Protecting your business with a Food Safety Management System
Foodborne illnesses affect nearly 600 million people annually, and in the era of COVID-19, food health and safety have become a top priority worldwide. With the industry facing outbreaks, shortages, and disruptions, it is crucial that players across the food value chain – from farms and processing plants, to retailers and restaurants – meet growing demand for safe, healthy food, while protecting the well-being of workers.
In honor of World Food Safety Day, Laure-Anne Mathieu, Bureau Veritas’ Global Food Audit Manager, talks us through the advantages of a robust Food Safety Management System for today’s food market.
What is a Food Safety Management System?
A Food Safety Management System (FSMS) is a systematic approach that food companies use to identify and mitigate food safety hazards. An FSMS must be based on Hazard Analysis and Critical Control Point (HACCP) principles, which identify, evaluate and control food safety hazards from production to consumption. FSMS also incorporate prerequisite programs (PRP) like Good Hygienic Practices (GHP) and Good Manufacturing Practices (GMP).
Because FSMS enable food industry players to consistently ensure food safety, they are legally required to do business in most parts of the world, and critical to earning and maintaining the confidence of consumers and other key food industry stakeholders.
How is Covid-19 affecting food safety?
The rise of Covid-19 has increased the need for food companies to prove their adherence to rigorous health and safety guidelines.

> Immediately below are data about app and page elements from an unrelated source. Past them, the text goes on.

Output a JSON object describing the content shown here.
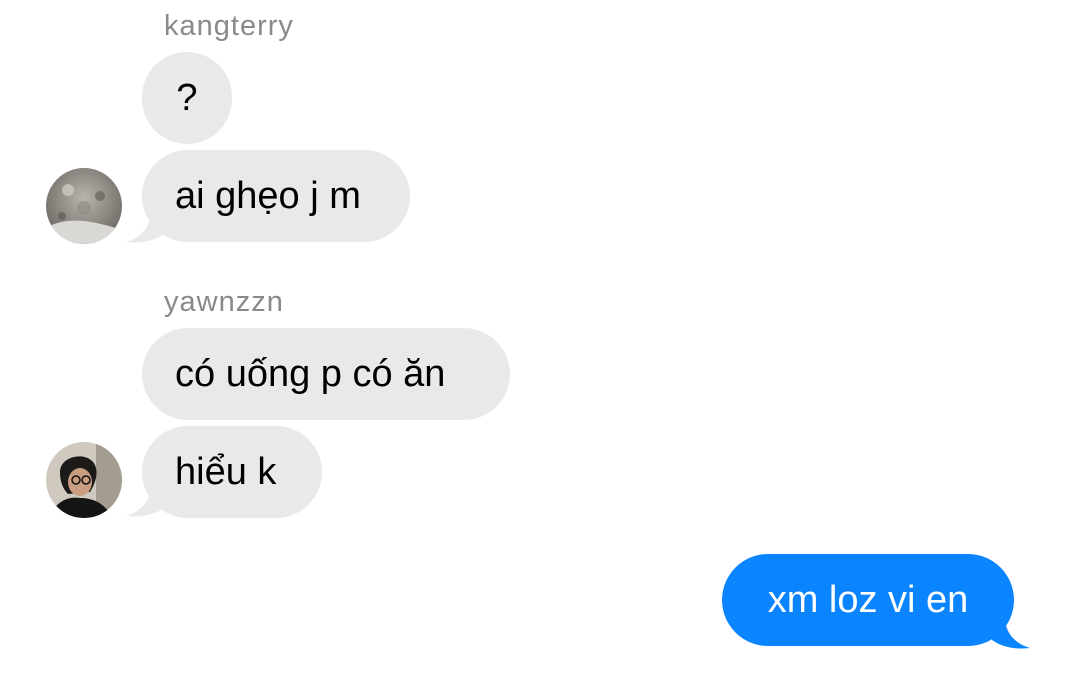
{
  "conversation": {
    "group1": {
      "sender": "kangterry",
      "avatar_icon": "person-avatar-icon",
      "messages": [
        "?",
        "ai ghẹo j m"
      ]
    },
    "group2": {
      "sender": "yawnzzn",
      "avatar_icon": "person-avatar-icon",
      "messages": [
        "có uống p có ăn",
        "hiểu k"
      ]
    },
    "outgoing": {
      "messages": [
        "xm loz vi en"
      ]
    }
  },
  "colors": {
    "received_bubble": "#e9e9eb",
    "sent_bubble": "#0a84ff",
    "sender_name": "#8a8a8e"
  }
}
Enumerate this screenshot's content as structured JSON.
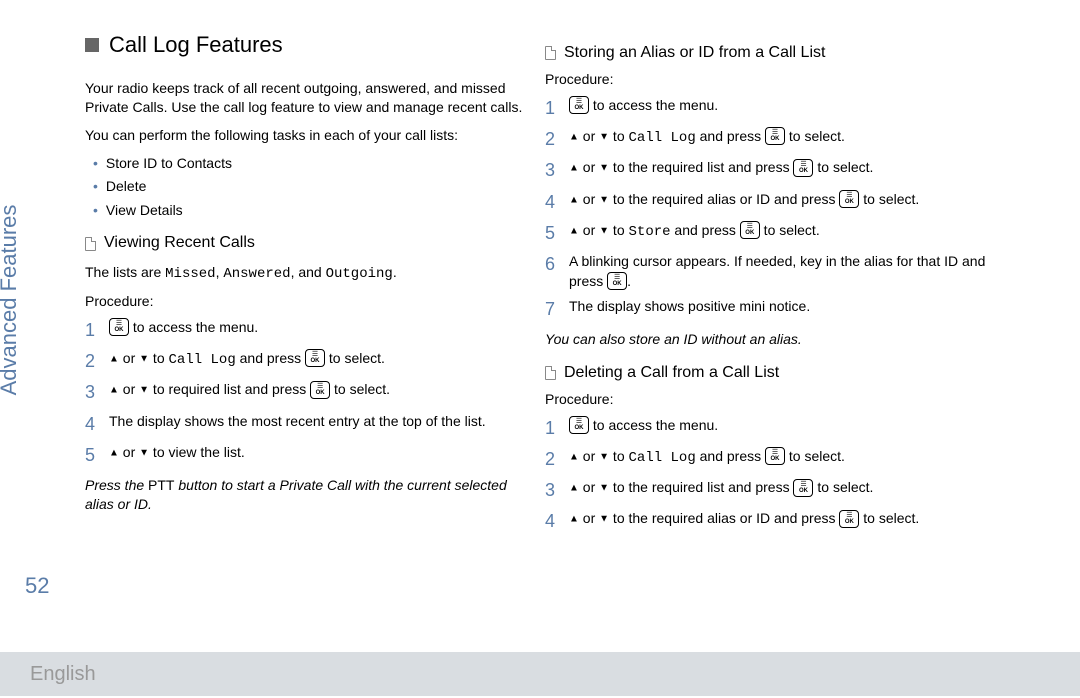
{
  "sideLabel": "Advanced Features",
  "pageNum": "52",
  "footerLang": "English",
  "title": "Call Log Features",
  "intro1": "Your radio keeps track of all recent outgoing, answered, and missed Private Calls. Use the call log feature to view and manage recent calls.",
  "intro2": "You can perform the following tasks in each of your call lists:",
  "bullets": [
    "Store ID to Contacts",
    "Delete",
    "View Details"
  ],
  "sec1": {
    "title": "Viewing Recent Calls",
    "intro_a": "The lists are ",
    "intro_m1": "Missed",
    "intro_s1": ", ",
    "intro_m2": "Answered",
    "intro_s2": ", and ",
    "intro_m3": "Outgoing",
    "intro_s3": ".",
    "proc": "Procedure:",
    "s1b": " to access the menu.",
    "s2a": " or ",
    "s2b": " to ",
    "s2m": "Call Log",
    "s2c": " and press ",
    "s2d": " to select.",
    "s3a": " or ",
    "s3b": " to required list and press ",
    "s3c": " to select.",
    "s4": "The display shows the most recent entry at the top of the list.",
    "s5a": " or ",
    "s5b": " to view the list.",
    "note_a": "Press the ",
    "note_b": "PTT",
    "note_c": " button to start a Private Call with the current selected alias or ID."
  },
  "sec2": {
    "title": "Storing an Alias or ID from a Call List",
    "proc": "Procedure:",
    "s1b": " to access the menu.",
    "s2a": " or ",
    "s2b": " to ",
    "s2m": "Call Log",
    "s2c": " and press ",
    "s2d": " to select.",
    "s3a": " or ",
    "s3b": " to the required list and press ",
    "s3c": " to select.",
    "s4a": " or ",
    "s4b": " to the required alias or ID and press ",
    "s4c": " to select.",
    "s5a": " or ",
    "s5b": " to ",
    "s5m": "Store",
    "s5c": " and press ",
    "s5d": " to select.",
    "s6a": "A blinking cursor appears. If needed, key in the alias for that ID and press ",
    "s6b": ".",
    "s7": "The display shows positive mini notice.",
    "note": "You can also store an ID without an alias."
  },
  "sec3": {
    "title": "Deleting a Call from a Call List",
    "proc": "Procedure:",
    "s1b": " to access the menu.",
    "s2a": " or ",
    "s2b": " to ",
    "s2m": "Call Log",
    "s2c": " and press ",
    "s2d": " to select.",
    "s3a": " or ",
    "s3b": " to the required list and press ",
    "s3c": " to select.",
    "s4a": " or ",
    "s4b": " to the required alias or ID and press ",
    "s4c": " to select."
  },
  "nums": {
    "1": "1",
    "2": "2",
    "3": "3",
    "4": "4",
    "5": "5",
    "6": "6",
    "7": "7"
  },
  "ok": {
    "top": "☰",
    "bot": "OK"
  },
  "arrows": {
    "up": "▲",
    "down": "▼"
  }
}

Consumers are more aware than ever of the international origins of their food, and are turning a critical eye to the global supply chain.

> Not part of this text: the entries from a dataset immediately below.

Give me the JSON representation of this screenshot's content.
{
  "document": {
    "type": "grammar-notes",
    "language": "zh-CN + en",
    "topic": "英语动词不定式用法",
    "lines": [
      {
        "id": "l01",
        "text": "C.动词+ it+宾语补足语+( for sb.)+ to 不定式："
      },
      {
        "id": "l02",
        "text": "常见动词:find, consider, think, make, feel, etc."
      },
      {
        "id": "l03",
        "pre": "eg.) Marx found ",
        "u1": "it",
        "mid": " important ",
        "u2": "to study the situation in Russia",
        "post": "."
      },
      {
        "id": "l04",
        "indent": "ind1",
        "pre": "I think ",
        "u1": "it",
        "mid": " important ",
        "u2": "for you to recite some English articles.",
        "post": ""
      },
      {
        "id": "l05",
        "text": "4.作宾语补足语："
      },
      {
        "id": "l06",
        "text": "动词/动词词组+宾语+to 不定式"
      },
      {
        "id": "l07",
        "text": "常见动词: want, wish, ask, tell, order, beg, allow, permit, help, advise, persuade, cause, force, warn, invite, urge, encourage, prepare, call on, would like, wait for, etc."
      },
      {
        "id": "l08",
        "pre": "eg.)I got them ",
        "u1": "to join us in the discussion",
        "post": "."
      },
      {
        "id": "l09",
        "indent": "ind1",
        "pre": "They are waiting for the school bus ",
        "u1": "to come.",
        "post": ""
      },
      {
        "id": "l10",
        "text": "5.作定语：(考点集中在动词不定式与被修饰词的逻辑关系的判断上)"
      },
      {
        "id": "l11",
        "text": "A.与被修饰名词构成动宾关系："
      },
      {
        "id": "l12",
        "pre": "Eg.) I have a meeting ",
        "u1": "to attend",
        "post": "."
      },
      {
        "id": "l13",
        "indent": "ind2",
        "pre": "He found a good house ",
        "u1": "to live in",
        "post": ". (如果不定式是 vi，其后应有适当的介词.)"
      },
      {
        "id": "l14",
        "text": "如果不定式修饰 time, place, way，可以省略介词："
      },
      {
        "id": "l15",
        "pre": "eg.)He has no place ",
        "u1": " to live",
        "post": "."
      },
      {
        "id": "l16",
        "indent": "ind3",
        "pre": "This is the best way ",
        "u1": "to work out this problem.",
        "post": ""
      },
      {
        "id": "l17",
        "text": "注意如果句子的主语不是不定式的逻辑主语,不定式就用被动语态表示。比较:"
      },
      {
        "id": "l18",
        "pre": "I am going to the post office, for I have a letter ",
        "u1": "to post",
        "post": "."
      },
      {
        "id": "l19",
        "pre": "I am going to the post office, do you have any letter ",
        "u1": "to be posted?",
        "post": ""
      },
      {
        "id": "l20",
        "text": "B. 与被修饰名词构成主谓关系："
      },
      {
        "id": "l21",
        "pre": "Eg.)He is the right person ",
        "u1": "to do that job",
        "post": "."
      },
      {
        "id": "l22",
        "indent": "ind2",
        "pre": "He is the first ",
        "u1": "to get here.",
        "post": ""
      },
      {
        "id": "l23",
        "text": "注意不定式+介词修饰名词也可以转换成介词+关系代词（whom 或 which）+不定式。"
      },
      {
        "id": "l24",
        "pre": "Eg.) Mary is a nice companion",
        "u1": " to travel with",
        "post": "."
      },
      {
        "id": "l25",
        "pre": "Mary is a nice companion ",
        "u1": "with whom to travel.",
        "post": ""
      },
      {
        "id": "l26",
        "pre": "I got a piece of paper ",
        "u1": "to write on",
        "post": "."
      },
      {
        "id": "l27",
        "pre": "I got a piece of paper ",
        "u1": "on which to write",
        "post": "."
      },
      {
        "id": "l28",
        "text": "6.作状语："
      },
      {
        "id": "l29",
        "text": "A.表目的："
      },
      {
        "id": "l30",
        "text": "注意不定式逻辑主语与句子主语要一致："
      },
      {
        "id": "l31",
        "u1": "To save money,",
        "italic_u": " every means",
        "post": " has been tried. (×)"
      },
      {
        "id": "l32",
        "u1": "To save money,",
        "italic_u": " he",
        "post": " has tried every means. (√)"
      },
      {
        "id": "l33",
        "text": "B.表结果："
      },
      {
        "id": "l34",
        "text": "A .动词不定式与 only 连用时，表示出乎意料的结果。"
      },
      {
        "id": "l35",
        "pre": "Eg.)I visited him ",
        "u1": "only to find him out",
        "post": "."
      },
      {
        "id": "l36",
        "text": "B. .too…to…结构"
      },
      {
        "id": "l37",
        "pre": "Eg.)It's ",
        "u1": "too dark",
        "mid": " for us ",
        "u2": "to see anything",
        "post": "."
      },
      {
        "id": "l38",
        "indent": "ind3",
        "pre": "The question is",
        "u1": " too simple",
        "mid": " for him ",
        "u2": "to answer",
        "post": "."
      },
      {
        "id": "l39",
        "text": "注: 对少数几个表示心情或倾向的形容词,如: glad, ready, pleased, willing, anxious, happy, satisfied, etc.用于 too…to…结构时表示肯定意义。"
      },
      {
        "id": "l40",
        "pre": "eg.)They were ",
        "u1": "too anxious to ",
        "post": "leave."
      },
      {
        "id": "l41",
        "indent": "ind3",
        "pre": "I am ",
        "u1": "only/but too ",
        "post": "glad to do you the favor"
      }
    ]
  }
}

To maintain consumer during Covid-19, food companies are looking to improve safety and health, responding to consumer needs by turning to FSMS and hygiene guidelines set by the World Health Organization (WHO). For example, facilities with large numbers of employees have had to increase emphasis on critical control points, and train back-up employees to take over for absent workers.
What are the options for an FSMS?
Companies can choose among several high-quality FSMS that are internationally recognized, built around preventative controls and applicable to actors throughout the food value chain.
- The Global Food Safety Initiative (GFSI) provides world-renowned food certification programs that cover farming, packaging, storage, distribution and more. The most widely accepted certification in the food industry, GFSI Benchmarking process offers food companies access to markets worldwide and reduces trade barriers.
- ISO 22000 combines several food safety standards into a comprehensive set of requirements that allow food companies to identify and control safety hazards. ISO 22000 also integrates elements of GMP, HACCP and other leading preventive procedures.
- FSSC 22000 is a GFSI-approved food safety standard based on ISO 22000 that enhances access to global markets for suppliers, processors, manufacturers and more. As of January 2020, food companies can implement version 5 of this rigorous food safety standard.
- Brand Reputation through Compliance Global Standards (BRCGS) and International Food Standard (IFS) are industry-specific standards for food safety and quality. Certification to these standards helps food companies access international markets, improve relationships with food distributors and reduce food safety risk.
How can Bureau Veritas support food companies with FSMS certification?
Bureau Veritas provides Testing, Inspection and Certification services for all stages of the food supply chain, helping food manufacturers, processors and suppliers certify their FSMS, including GFSI and ISO 22000. We support industry players looking to provide greater supply chain transparency to their customers, delivering audits and performing lab testing for products labelled gluten free, organic, GMO-free, etc. Additionally, we offer comprehensive online and in-person training for internal teams, helping them develop the skills to implement a compliant FSMS and adapt it to their company’s needs.
Joint Statement issued by the Food and Agriculture Organization of the United Nations (FAO), the World Health Organization (WHO) and the World Trade Organization (WTO), April 2020.